*** PROVIDED RECORDS Section Begins ***

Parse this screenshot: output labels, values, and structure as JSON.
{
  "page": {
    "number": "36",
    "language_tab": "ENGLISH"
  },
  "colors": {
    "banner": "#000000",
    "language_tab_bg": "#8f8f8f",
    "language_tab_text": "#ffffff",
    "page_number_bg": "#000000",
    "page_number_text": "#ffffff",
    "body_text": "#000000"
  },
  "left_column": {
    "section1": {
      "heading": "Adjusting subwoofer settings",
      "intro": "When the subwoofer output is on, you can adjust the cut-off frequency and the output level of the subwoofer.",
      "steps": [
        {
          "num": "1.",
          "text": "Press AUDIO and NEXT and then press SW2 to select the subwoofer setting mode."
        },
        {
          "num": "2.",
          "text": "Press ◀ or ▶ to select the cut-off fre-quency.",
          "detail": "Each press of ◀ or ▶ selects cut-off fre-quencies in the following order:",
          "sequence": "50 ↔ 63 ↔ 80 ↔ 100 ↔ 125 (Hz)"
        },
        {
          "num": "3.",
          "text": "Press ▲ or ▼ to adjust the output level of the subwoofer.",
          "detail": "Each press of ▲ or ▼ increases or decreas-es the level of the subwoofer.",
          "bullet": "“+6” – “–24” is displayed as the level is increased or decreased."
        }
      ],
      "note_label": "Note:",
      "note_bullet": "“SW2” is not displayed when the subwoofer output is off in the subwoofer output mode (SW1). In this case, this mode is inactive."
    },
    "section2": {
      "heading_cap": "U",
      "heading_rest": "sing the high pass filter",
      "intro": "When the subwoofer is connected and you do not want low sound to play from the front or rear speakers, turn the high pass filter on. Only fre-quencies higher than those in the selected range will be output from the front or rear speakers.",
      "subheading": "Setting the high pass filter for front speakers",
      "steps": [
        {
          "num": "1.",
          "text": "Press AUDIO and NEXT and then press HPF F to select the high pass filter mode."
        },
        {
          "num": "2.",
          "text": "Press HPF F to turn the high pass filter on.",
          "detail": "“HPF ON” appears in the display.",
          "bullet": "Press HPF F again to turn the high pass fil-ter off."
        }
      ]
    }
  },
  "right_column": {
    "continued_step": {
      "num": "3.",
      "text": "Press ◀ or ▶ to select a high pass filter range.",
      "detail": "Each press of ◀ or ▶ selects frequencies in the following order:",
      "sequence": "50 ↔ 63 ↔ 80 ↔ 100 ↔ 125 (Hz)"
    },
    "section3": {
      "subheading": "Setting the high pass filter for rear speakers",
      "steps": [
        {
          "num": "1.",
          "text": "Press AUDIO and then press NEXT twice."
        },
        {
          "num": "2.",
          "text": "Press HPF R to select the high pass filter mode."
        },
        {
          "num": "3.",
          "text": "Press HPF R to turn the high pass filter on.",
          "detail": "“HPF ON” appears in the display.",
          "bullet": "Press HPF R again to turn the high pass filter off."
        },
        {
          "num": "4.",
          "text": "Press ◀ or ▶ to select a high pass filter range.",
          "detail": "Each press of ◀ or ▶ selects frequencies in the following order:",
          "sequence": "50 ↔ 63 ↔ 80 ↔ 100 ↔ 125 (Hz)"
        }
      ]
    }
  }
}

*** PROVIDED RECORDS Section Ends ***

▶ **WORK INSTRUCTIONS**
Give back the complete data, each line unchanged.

▶ **RESPONSE**
Parse this screenshot: output labels, values, and structure as JSON.
{
  "page": {
    "number": "36",
    "language_tab": "ENGLISH"
  },
  "colors": {
    "banner": "#000000",
    "language_tab_bg": "#8f8f8f",
    "language_tab_text": "#ffffff",
    "page_number_bg": "#000000",
    "page_number_text": "#ffffff",
    "body_text": "#000000"
  },
  "left_column": {
    "section1": {
      "heading": "Adjusting subwoofer settings",
      "intro": "When the subwoofer output is on, you can adjust the cut-off frequency and the output level of the subwoofer.",
      "steps": [
        {
          "num": "1.",
          "text": "Press AUDIO and NEXT and then press SW2 to select the subwoofer setting mode."
        },
        {
          "num": "2.",
          "text": "Press ◀ or ▶ to select the cut-off fre-quency.",
          "detail": "Each press of ◀ or ▶ selects cut-off fre-quencies in the following order:",
          "sequence": "50 ↔ 63 ↔ 80 ↔ 100 ↔ 125 (Hz)"
        },
        {
          "num": "3.",
          "text": "Press ▲ or ▼ to adjust the output level of the subwoofer.",
          "detail": "Each press of ▲ or ▼ increases or decreas-es the level of the subwoofer.",
          "bullet": "“+6” – “–24” is displayed as the level is increased or decreased."
        }
      ],
      "note_label": "Note:",
      "note_bullet": "“SW2” is not displayed when the subwoofer output is off in the subwoofer output mode (SW1). In this case, this mode is inactive."
    },
    "section2": {
      "heading_cap": "U",
      "heading_rest": "sing the high pass filter",
      "intro": "When the subwoofer is connected and you do not want low sound to play from the front or rear speakers, turn the high pass filter on. Only fre-quencies higher than those in the selected range will be output from the front or rear speakers.",
      "subheading": "Setting the high pass filter for front speakers",
      "steps": [
        {
          "num": "1.",
          "text": "Press AUDIO and NEXT and then press HPF F to select the high pass filter mode."
        },
        {
          "num": "2.",
          "text": "Press HPF F to turn the high pass filter on.",
          "detail": "“HPF ON” appears in the display.",
          "bullet": "Press HPF F again to turn the high pass fil-ter off."
        }
      ]
    }
  },
  "right_column": {
    "continued_step": {
      "num": "3.",
      "text": "Press ◀ or ▶ to select a high pass filter range.",
      "detail": "Each press of ◀ or ▶ selects frequencies in the following order:",
      "sequence": "50 ↔ 63 ↔ 80 ↔ 100 ↔ 125 (Hz)"
    },
    "section3": {
      "subheading": "Setting the high pass filter for rear speakers",
      "steps": [
        {
          "num": "1.",
          "text": "Press AUDIO and then press NEXT twice."
        },
        {
          "num": "2.",
          "text": "Press HPF R to select the high pass filter mode."
        },
        {
          "num": "3.",
          "text": "Press HPF R to turn the high pass filter on.",
          "detail": "“HPF ON” appears in the display.",
          "bullet": "Press HPF R again to turn the high pass filter off."
        },
        {
          "num": "4.",
          "text": "Press ◀ or ▶ to select a high pass filter range.",
          "detail": "Each press of ◀ or ▶ selects frequencies in the following order:",
          "sequence": "50 ↔ 63 ↔ 80 ↔ 100 ↔ 125 (Hz)"
        }
      ]
    }
  }
}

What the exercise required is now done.